More impressive, the average day in Los Angeles is getting better. The California Air Resources Board has evaluated smog's total severity and duration, including days when the standard is -- and isn't -- met. On this basis, the improvement since the late 1970s is about 50 percent.

Contrary to popular wisdom, tailpipe emissions from cars and trucks aren't the main source of the pollutants that cause smog. Cars and trucks generate about a third of all hydrocarbons, down from 40 percent in 1970, although their share tends to be higher in places where smog is worst. But here's the catch. Only about a third of these emissions now come from the tailpipe. The rest come from gasoline that evaporates while cars are traveling, fueling or simply standing.

The upshot is that the new Clean Air Act will shift the government's tactics against smog. For two decades, the emphasis has been on strict tailpipe standards for cars and new controls for industry. Tailpipe standards will be tightened once again, but the legislation's real focus is on the fuel itself: how gasoline is made, stored and sold.

Oil companies will be required to produce ordinary gasolines that don't evaporate so easily. (In technical jargon, the gasoline will be less "volatile.") This change should produce the bill's biggest reductions in hydrocarbons, far greater than the tightening of tailpipe standards. In areas with high smog levels, gas stations will probably be required to install special nozzles on pumps to recapture fumes while cars are being fueled.

The most controversial measure is "reformulated gasoline." Simply put, that's gasoline whose chemical constituents have been altered so that it pollutes less. A few brands are already being sold that achieve about a 10 percent reduction in emissions.

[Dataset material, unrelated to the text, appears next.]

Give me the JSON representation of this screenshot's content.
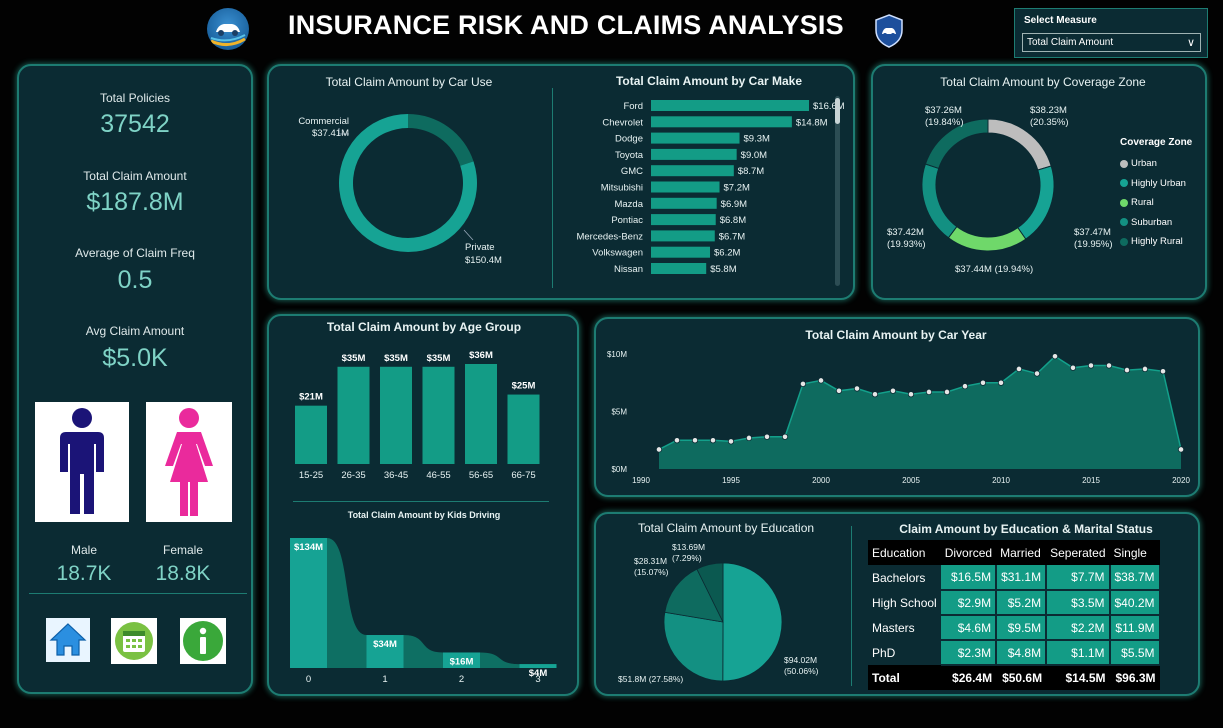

The Senate version of the Clean Air Act specifies a 15 percent cut by 1992 for gasoline sold in the nine smoggiest cities. The House version requires a 15 percent cut by 1995 and raises that to 25 percent by 2000. No one knows precisely what's doable at a reasonble cost.

"Reformulated gas" pits the oil lobby against the farm lobby. Each is correct about the other. As the farm lobby says, the oil companies have come late to less-polluting fuels. But the oil industry accurately accuses the farm lobby of wanting the law written to force the use of ethanol -- which can be made from corn and other crops -- in gasoline. The House-Senate conference committee that will set the law's final language should reject that approach. The Clean Air Act shouldn't be turned into farm relief. The law should set standards and let the oil companies meet them as inexpensively as possible.

Perhaps half the cities violating the ozone standard may ultimately be brought into compliance by changes required by the new law, says Robert Friedman of the Congressional Office of Technology Assessment. The other half still won't make it. They've got too far to go, and gains will be offset by more cars, people and production. As cars get cleaner, the remainder of the smog problem also gets tougher to solve. A quarter of hydrocarbon emissions, for example, come from common chemicals used by businesses and households: paints, solvents, inks and cleansers. OTA doubts that the technology now exists to eliminate all smog.

The "dirty" environment is one price we pay for the benefits of a prosperous economy. Although we can use some of our wealth to limit pollution, obliterating it entirely is often impractical or prohibitively costly. It's an ambiguous exercise, but we should not deny our gains. Our war against smog is not a failure even though it isn't yet a complete success.